The tradition has cultural roots, but for newcomers, who work odd hours in low-paying jobs, it’s also an economic necessity. One homeowner I spoke to in Brampton said having his parents around was essential to running the household. It meant never having to worry about childcare or meal preparation on hectic evenings. As South Asian immigration picked up in the nineties in Brampton, so did the demand for houses that could accommodate large broods.
At this house on Rollingwood Drive, the second floor has five large bedrooms and three bathrooms. The living room is packed with upholstered seating for seven. In the family room are three matching sofas, plus what appears to be a storage trunk with a mattress on top and a sheet pulled over it.
“Is this a bed … or …?” I ask co-listing agent Baljit Ghuman.
“Extra seating,” he replies.
Today, Hardeep Singh is doing a walk-through of the house with his real estate agent and his adult son. With five bedrooms above ground and two in the basement, this house might be on the large side for their family of six.
Joe Vaccaro, the chief operating officer of the Ontario Homebuilders’ Association, told me earlier this year his group has noticed the trend of builders in Brampton, designing houses with the multigenerational family in mind since the late nineties.
“You sell the first sets of homes to a community and you realize every consumer from a certain culture will ask for this upgrade,” he said.
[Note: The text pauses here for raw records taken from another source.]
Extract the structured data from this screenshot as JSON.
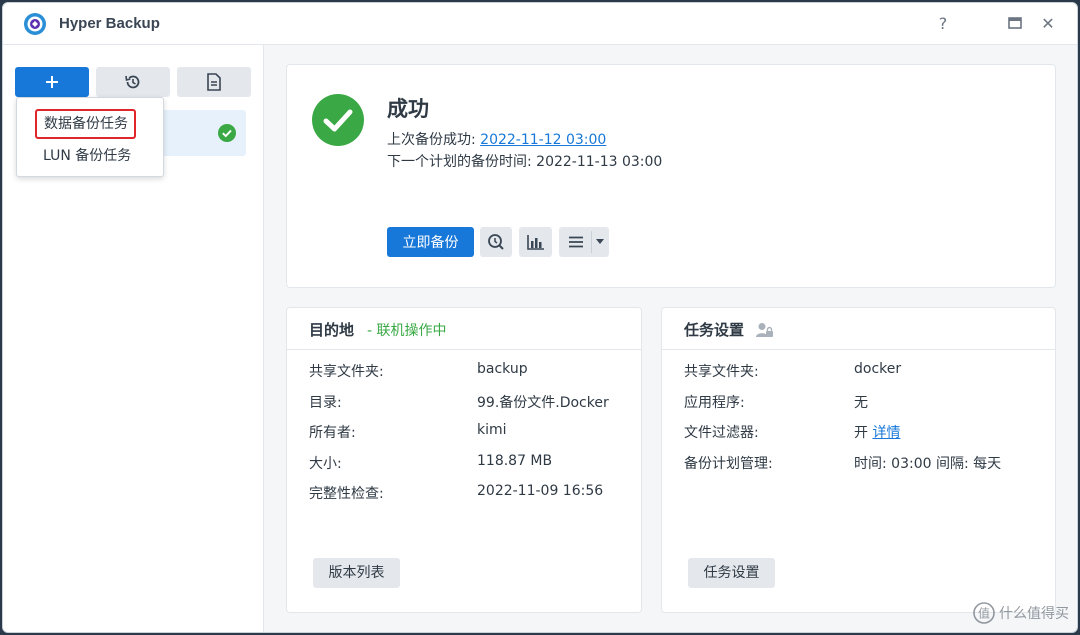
{
  "window": {
    "title": "Hyper Backup",
    "help": "?",
    "maximize": "🗖",
    "close": "✕"
  },
  "colors": {
    "accent": "#1778d9",
    "success": "#3aa844",
    "highlight_border": "#e0262b"
  },
  "sidebar": {
    "toolbar": {
      "add_icon": "plus-icon",
      "restore_icon": "history-icon",
      "log_icon": "document-icon"
    },
    "dropdown": {
      "items": [
        {
          "label": "数据备份任务"
        },
        {
          "label": "LUN 备份任务"
        }
      ]
    },
    "task_status_icon": "check-circle-icon"
  },
  "status": {
    "title": "成功",
    "last_label": "上次备份成功: ",
    "last_value": "2022-11-12 03:00",
    "next_label": "下一个计划的备份时间: 2022-11-13 03:00",
    "backup_now": "立即备份"
  },
  "destination": {
    "title": "目的地",
    "status": "- 联机操作中",
    "rows": [
      {
        "label": "共享文件夹:",
        "value": "backup"
      },
      {
        "label": "目录:",
        "value": "99.备份文件.Docker"
      },
      {
        "label": "所有者:",
        "value": "kimi"
      },
      {
        "label": "大小:",
        "value": "118.87 MB"
      },
      {
        "label": "完整性检查:",
        "value": "2022-11-09 16:56"
      }
    ],
    "button": "版本列表"
  },
  "task_settings": {
    "title": "任务设置",
    "rows": [
      {
        "label": "共享文件夹:",
        "value": "docker"
      },
      {
        "label": "应用程序:",
        "value": "无"
      },
      {
        "label": "文件过滤器:",
        "value": "开",
        "link": "详情"
      },
      {
        "label": "备份计划管理:",
        "value": "时间: 03:00 间隔: 每天"
      }
    ],
    "button": "任务设置"
  },
  "watermark": {
    "text": "什么值得买",
    "icon": "zhi-icon"
  }
}
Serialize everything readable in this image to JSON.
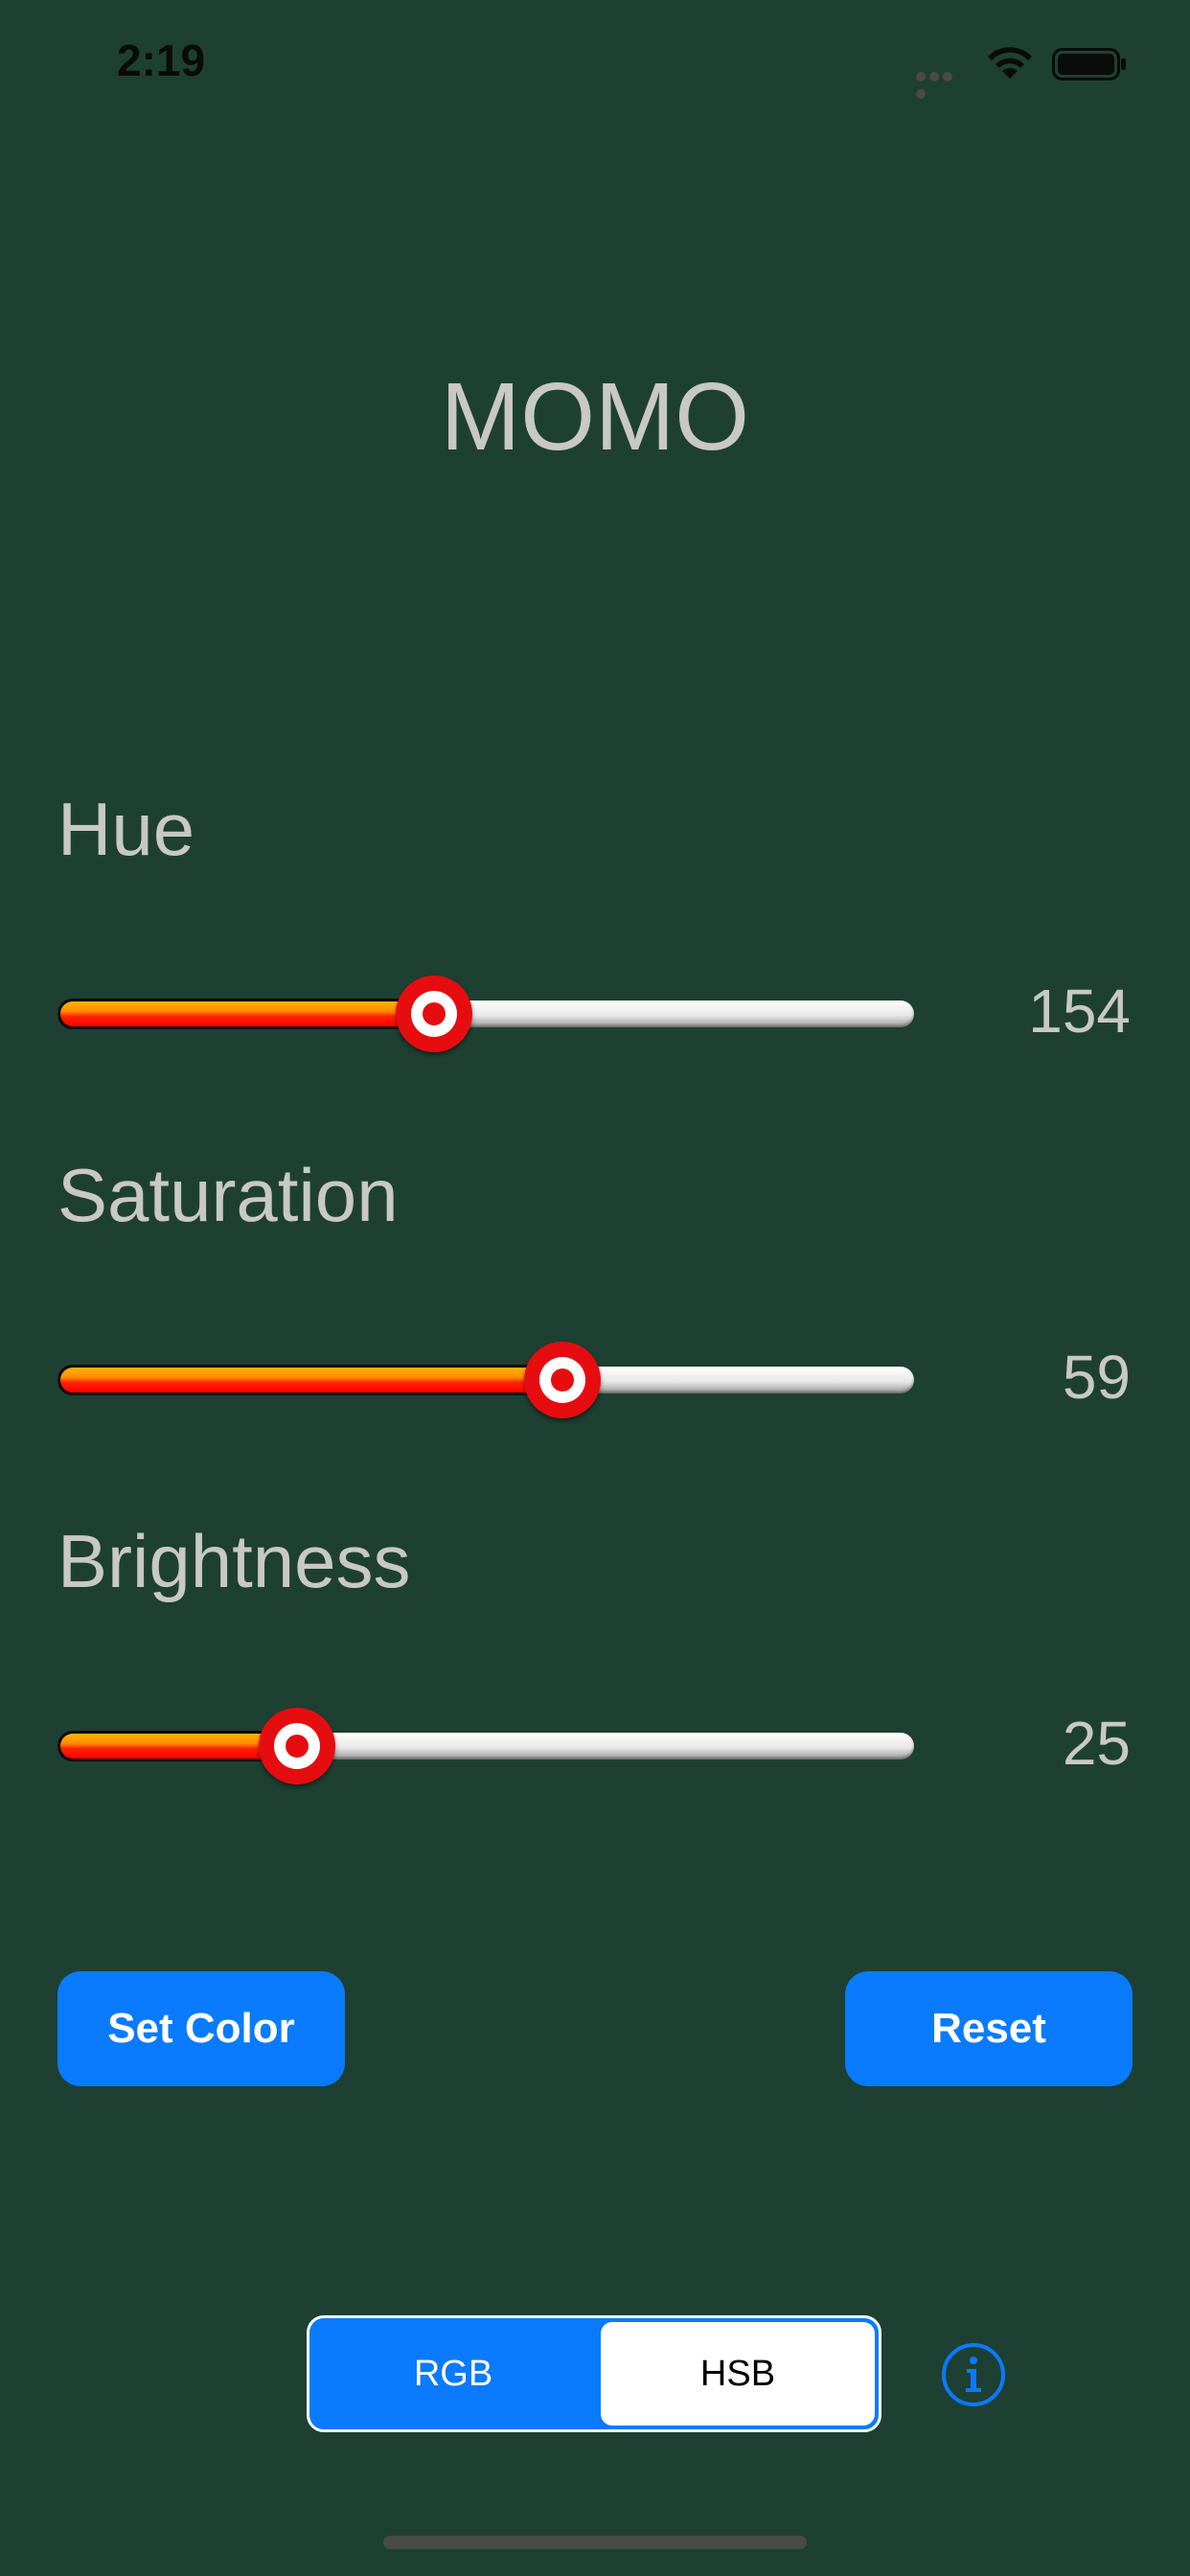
{
  "status_bar": {
    "time": "2:19",
    "icons": [
      "cellular-signal-icon",
      "wifi-icon",
      "battery-icon"
    ]
  },
  "app": {
    "title": "MOMO"
  },
  "sliders": [
    {
      "label": "Hue",
      "value": "154",
      "fraction": 0.44
    },
    {
      "label": "Saturation",
      "value": "59",
      "fraction": 0.59
    },
    {
      "label": "Brightness",
      "value": "25",
      "fraction": 0.28
    }
  ],
  "buttons": {
    "set_color": "Set Color",
    "reset": "Reset"
  },
  "mode_selector": {
    "options": [
      "RGB",
      "HSB"
    ],
    "selected": "HSB"
  },
  "colors": {
    "background": "#1e4032",
    "accent": "#0a7aff",
    "text": "#c8c8c6",
    "slider_thumb": "#e60d10"
  }
}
Some have now become standard features.
Those upgrades include finished basements on new builds, main-floor in-law suites, separate entrances to the basement via the garage and just one landing on the staircase (rather than two or three), since that’s what buyers want for their elderly parents. Many of these features have been adopted by Mattamy Homes, one of the most prominent builders in Ontario.
When combing through listings, I noticed many referred to those extra bedrooms with attached bathrooms as “nanny suites” as opposed to “in-law suites.” A few real estate agents I called about multigenerational housing in Brampton insisted these spacious houses weren’t at all aimed at South Asian families, but instead any family looking for extra square footage. The simple term “nanny suite” was meant to signal these were houses that could work for buyers of all backgrounds. It hints at the bubbling tension over multifamily living in Brampton.
Many with smaller households gripe about the extra cars that spill onto the street in front of multifamily houses. Others complain about an unfair tax burden on those who live in smaller family units, or those who have basement tenants, says John Sprovieri, a Peel Region councillor who represents Brampton.
“There’s a lot of people who are saying, ‘My taxes are that much because some people are getting a free ride,’” he says. Other constituents have complained to him about the strain multifamily living is placing on the school system, where portables are multiplying to accommodate higher enrolments.
Often, this style of living is prompted by finances. While the most typical multifamily household, Mr. Ghuman tells me, is a single-family unit plus one set of in-laws, he also sees other combinations.
Three or four incomes might be needed to cover mortgage payments, especially since newcomers often work “survival jobs” upon arrival and affordable housing stock is low in Brampton. But even after they’ve established themselves and have the financial means to live on their own, some prefer a multifamily dwelling.
The current occupants of this house are moving to the more upscale Castlemore area in north Brampton to a house double the size of their current digs – a 5,000-square-foot mansion. The basement occupants are moving out of province, so all that space will be divided among eight people.
“They’re living back home like that. They like to stay together,” Mr. Ghuman says.